How will seasons affect my flower choices?
Well of course flowers are seasonal, so it’s best not to get too attached to specific flowers, but a floral designer should be able to suggest other possibilities that are similar in style and feel to what you’d like. For example, if the peonies you wanted are not in season, a beautiful cabbage garden rose can be a good substitute. It’s best to give your floral designer a lot of leeway as far as the specific flowers, often we find flowers that are stunning & special that the wholesaler didn’t expect to get and the floral designer didn’t expect to find. Allowing your designer to choose the best of what is there and what works best for their designs allows you to get the most inspired work out of them.
What is your process for designing a mood board?
The first consultation usually takes place over the phone, and I take a lot of notes and ask a lot of questions. Even if you don’t have a specific vision in mind, I feel that I can usually read between the lines and pick up on what sort of style we are headed for. I always want to know if there are any flowers you definitely want to see, and any flowers they do not want me to use. Most of the time people have inspiration photos that I can springboard from to see what direction they want to go in. And very important – the venue, I research the venue if I’m not already familiar with it and get inspiration from the place itself and see how I can make the clients wishes harmonize with the venue. From there I create a detailed mood board/proposal, we hope on the phone again after the couple has had time to review and we hone in from there.
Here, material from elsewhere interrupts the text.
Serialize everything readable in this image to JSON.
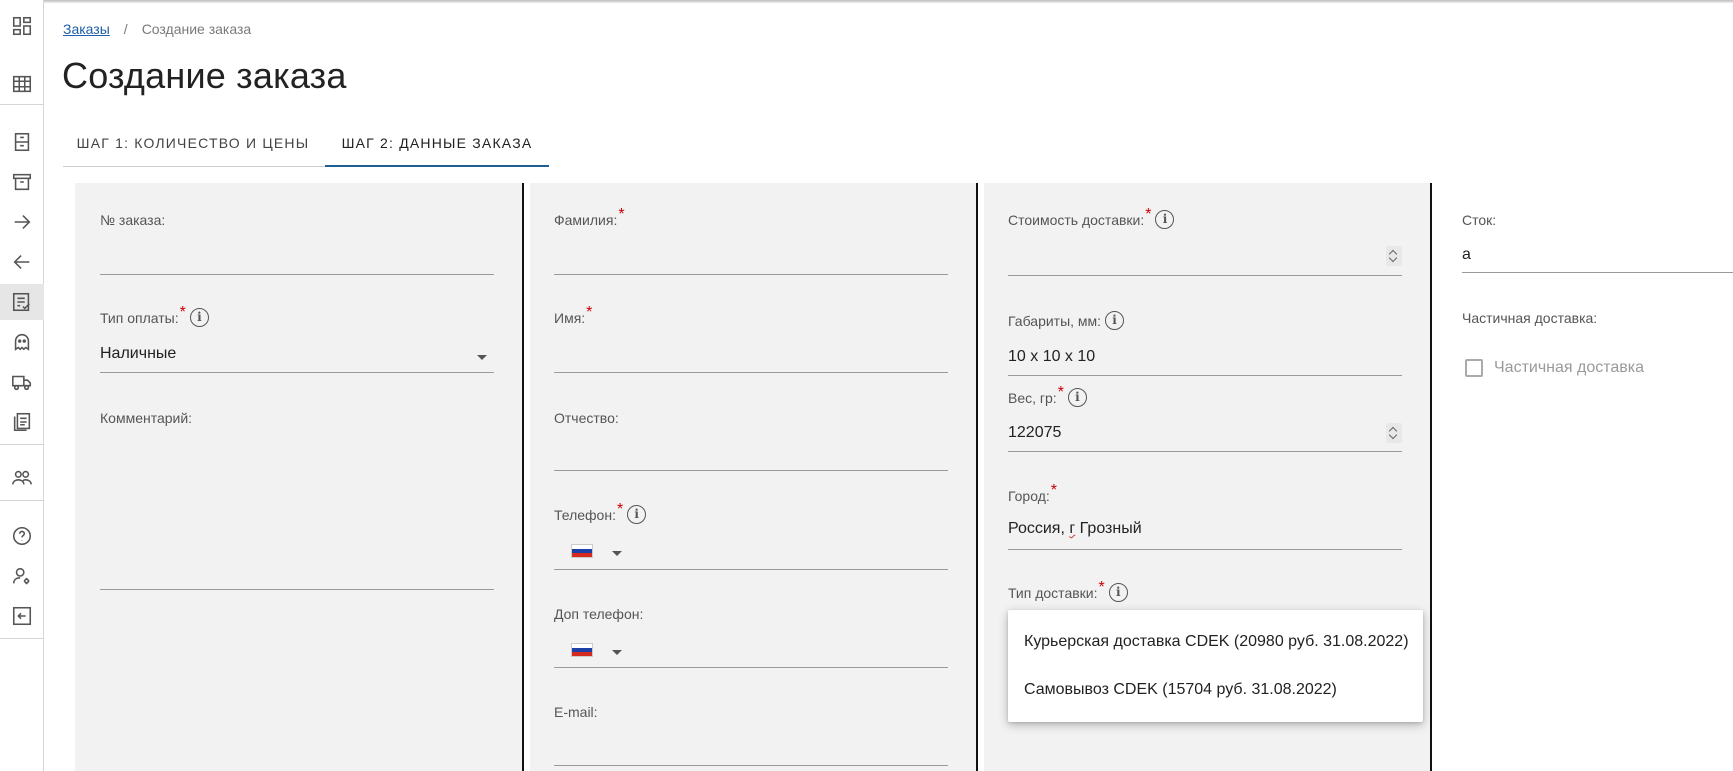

What happens to flowers after the wedding?
They get thrown out (ie: composted). People find it surprising that re-using or donating the flowers is a significant added cost. There are companies who specialize in this and can bring recycled blooms to hospitals and retirement communities. We can definitely recommend and help coordinate for couples who are interested in this.
What inspires you?
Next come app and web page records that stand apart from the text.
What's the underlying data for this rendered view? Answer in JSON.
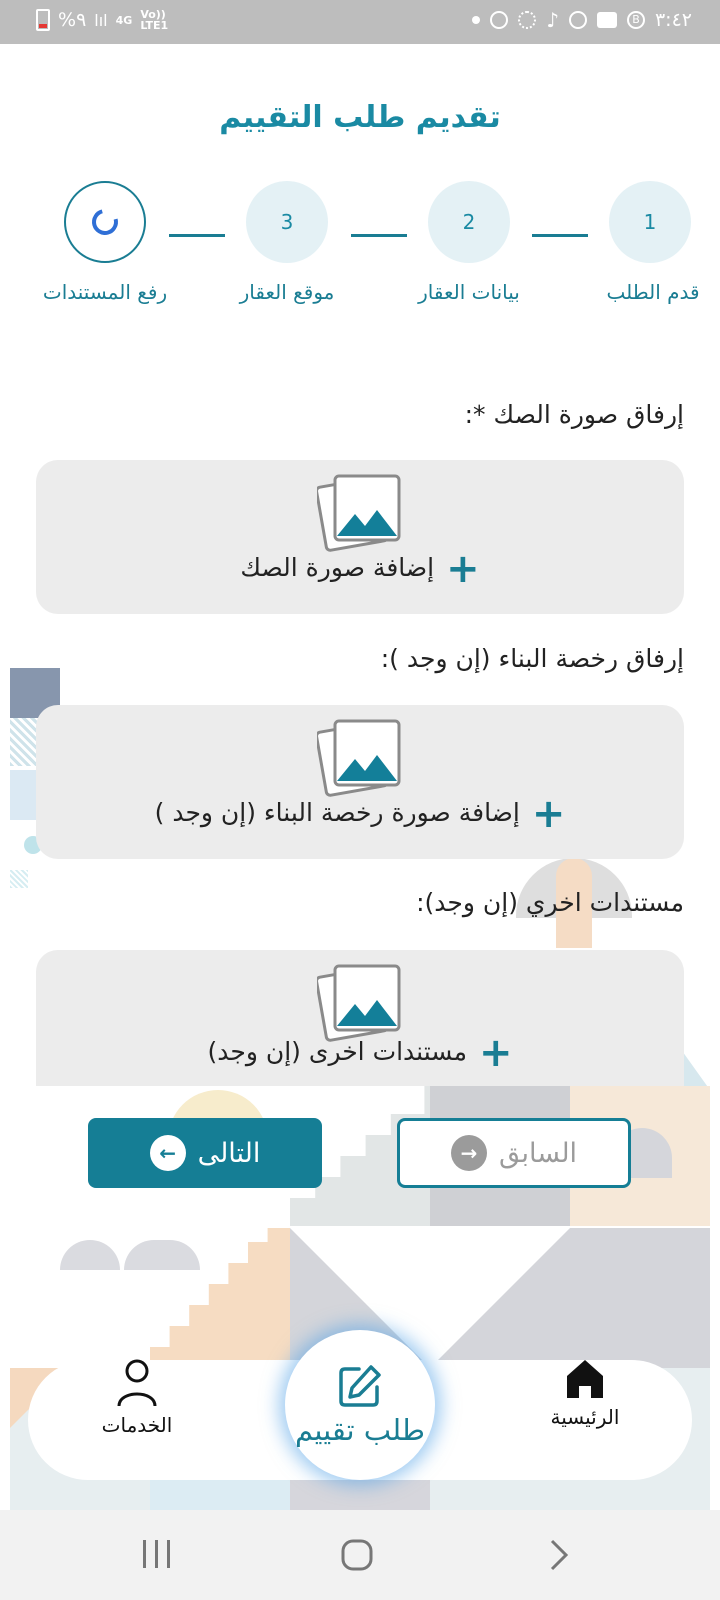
{
  "status_bar": {
    "time": "٣:٤٢",
    "battery": "%٩",
    "network_top": "4G",
    "network_bottom": "Vo)) LTE1"
  },
  "page": {
    "title": "تقديم طلب التقييم"
  },
  "stepper": {
    "steps": [
      {
        "number": "1",
        "label": "قدم الطلب"
      },
      {
        "number": "2",
        "label": "بيانات العقار"
      },
      {
        "number": "3",
        "label": "موقع العقار"
      },
      {
        "number": "",
        "label": "رفع المستندات"
      }
    ]
  },
  "uploads": [
    {
      "label": "إرفاق صورة الصك *:",
      "button": "إضافة صورة الصك"
    },
    {
      "label": "إرفاق رخصة البناء  (إن وجد ):",
      "button": "إضافة صورة رخصة البناء (إن وجد )"
    },
    {
      "label": "مستندات اخري (إن وجد):",
      "button": "مستندات اخرى (إن وجد)"
    }
  ],
  "buttons": {
    "next": "التالى",
    "previous": "السابق"
  },
  "bottom_nav": {
    "home": "الرئيسية",
    "request": "طلب تقييم",
    "services": "الخدمات"
  },
  "colors": {
    "primary": "#157e95",
    "title": "#1a8aa3",
    "card_bg": "#ececec",
    "step_bg": "#e4f1f5"
  }
}
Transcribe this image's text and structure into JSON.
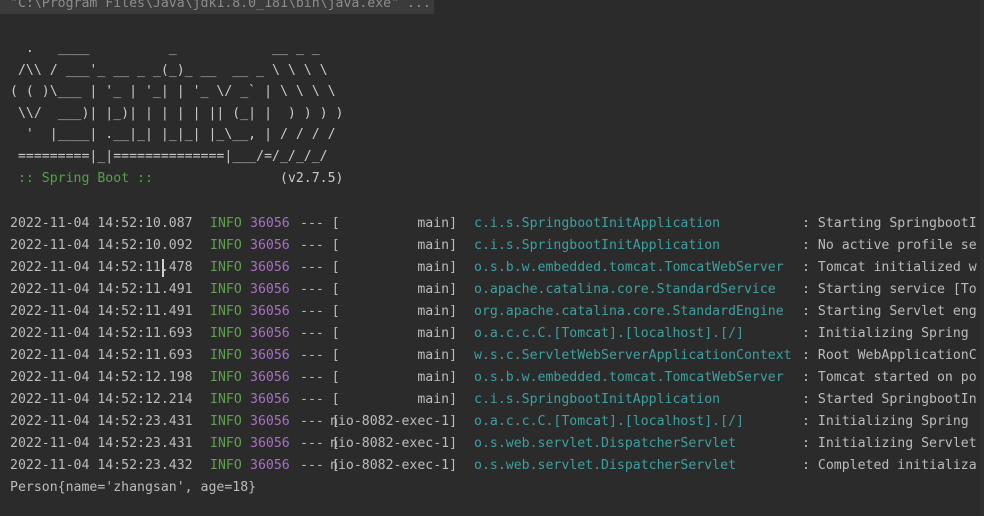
{
  "command": "\"C:\\Program Files\\Java\\jdk1.8.0_181\\bin\\java.exe\" ...",
  "banner": {
    "lines": [
      "  .   ____          _            __ _ _",
      " /\\\\ / ___'_ __ _ _(_)_ __  __ _ \\ \\ \\ \\",
      "( ( )\\___ | '_ | '_| | '_ \\/ _` | \\ \\ \\ \\",
      " \\\\/  ___)| |_)| | | | | || (_| |  ) ) ) )",
      "  '  |____| .__|_| |_|_| |_\\__, | / / / /",
      " =========|_|==============|___/=/_/_/_/"
    ],
    "spring_label": " :: Spring Boot :: ",
    "version": "               (v2.7.5)"
  },
  "logs": [
    {
      "ts": "2022-11-04 14:52:10.087",
      "level": "INFO",
      "pid": "36056",
      "sep": "--- [",
      "thread": "           main]",
      "logger": "c.i.s.SpringbootInitApplication",
      "msg": ": Starting SpringbootI"
    },
    {
      "ts": "2022-11-04 14:52:10.092",
      "level": "INFO",
      "pid": "36056",
      "sep": "--- [",
      "thread": "           main]",
      "logger": "c.i.s.SpringbootInitApplication",
      "msg": ": No active profile se"
    },
    {
      "ts": "2022-11-04 14:52:11.478",
      "level": "INFO",
      "pid": "36056",
      "sep": "--- [",
      "thread": "           main]",
      "logger": "o.s.b.w.embedded.tomcat.TomcatWebServer",
      "msg": ": Tomcat initialized w"
    },
    {
      "ts": "2022-11-04 14:52:11.491",
      "level": "INFO",
      "pid": "36056",
      "sep": "--- [",
      "thread": "           main]",
      "logger": "o.apache.catalina.core.StandardService",
      "msg": ": Starting service [To"
    },
    {
      "ts": "2022-11-04 14:52:11.491",
      "level": "INFO",
      "pid": "36056",
      "sep": "--- [",
      "thread": "           main]",
      "logger": "org.apache.catalina.core.StandardEngine",
      "msg": ": Starting Servlet eng"
    },
    {
      "ts": "2022-11-04 14:52:11.693",
      "level": "INFO",
      "pid": "36056",
      "sep": "--- [",
      "thread": "           main]",
      "logger": "o.a.c.c.C.[Tomcat].[localhost].[/]",
      "msg": ": Initializing Spring "
    },
    {
      "ts": "2022-11-04 14:52:11.693",
      "level": "INFO",
      "pid": "36056",
      "sep": "--- [",
      "thread": "           main]",
      "logger": "w.s.c.ServletWebServerApplicationContext",
      "msg": ": Root WebApplicationC"
    },
    {
      "ts": "2022-11-04 14:52:12.198",
      "level": "INFO",
      "pid": "36056",
      "sep": "--- [",
      "thread": "           main]",
      "logger": "o.s.b.w.embedded.tomcat.TomcatWebServer",
      "msg": ": Tomcat started on po"
    },
    {
      "ts": "2022-11-04 14:52:12.214",
      "level": "INFO",
      "pid": "36056",
      "sep": "--- [",
      "thread": "           main]",
      "logger": "c.i.s.SpringbootInitApplication",
      "msg": ": Started SpringbootIn"
    },
    {
      "ts": "2022-11-04 14:52:23.431",
      "level": "INFO",
      "pid": "36056",
      "sep": "--- [",
      "thread": "nio-8082-exec-1]",
      "logger": "o.a.c.c.C.[Tomcat].[localhost].[/]",
      "msg": ": Initializing Spring "
    },
    {
      "ts": "2022-11-04 14:52:23.431",
      "level": "INFO",
      "pid": "36056",
      "sep": "--- [",
      "thread": "nio-8082-exec-1]",
      "logger": "o.s.web.servlet.DispatcherServlet",
      "msg": ": Initializing Servlet"
    },
    {
      "ts": "2022-11-04 14:52:23.432",
      "level": "INFO",
      "pid": "36056",
      "sep": "--- [",
      "thread": "nio-8082-exec-1]",
      "logger": "o.s.web.servlet.DispatcherServlet",
      "msg": ": Completed initializa"
    }
  ],
  "output": "Person{name='zhangsan', age=18}",
  "colors": {
    "background": "#2b2b2b",
    "info_level": "#5fa04e",
    "pid": "#a86fc4",
    "logger": "#3f9f9f",
    "spring_label": "#54a14b"
  }
}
A lot of my inspiration comes from nature – the subtle colors reflected off the ocean right after the sun goes down, shapes and textures found in the woods and the beach – it’s endless I could talk about that for hours. Art, Fashion, Photography and basically any other art form!
I also get really inspired by couples’ stories – one couple I’ve been working with this year told me about their trip to Italy and what it meant to them. It reminded me of my time there and I was really inspired to come up with something that felt true to their Italian theme, and elevated for a wedding celebration.
Top 5 tips from Porcelain Vine Floral:
1. Hire a floral designer whose style you love and trust them choose the specific flowers. It’s great to say, “I love peonies and roses and branch-y elements” or, “I don’t want calla lilies or anything tropical looking.” That gives your designer great direction, but lets your designer fill in the rest.
2. It’s better to have fewer dramatic pieces (the WOW moments) – say, the ceremony space, or a flower wall, or a decked out fireplace, rather than more smaller components everywhere. Think of where your guests might want to take pictures and where you and your guests will spend most of the wedding/reception
3. Consider height in the room, some tables with high branch arrangements and others with low floral arrangements lets the eye travel when looking across the room and also ensures better photos.
4. Another thing to consider (your floral designer would usually do this for you) is the shapes of the tables. Rectangular tables and round tables would call for different style arrangements.
5. Trust your vendors, and only hire vendors you believe you can trust. A good rapport is just as important as someone’s credentials. If you get a “red flag” feeling, go with someone else.
To see more of Porcelain Vine’s gorgeous work and book her for your wedding, visit her website: porcelainvine.com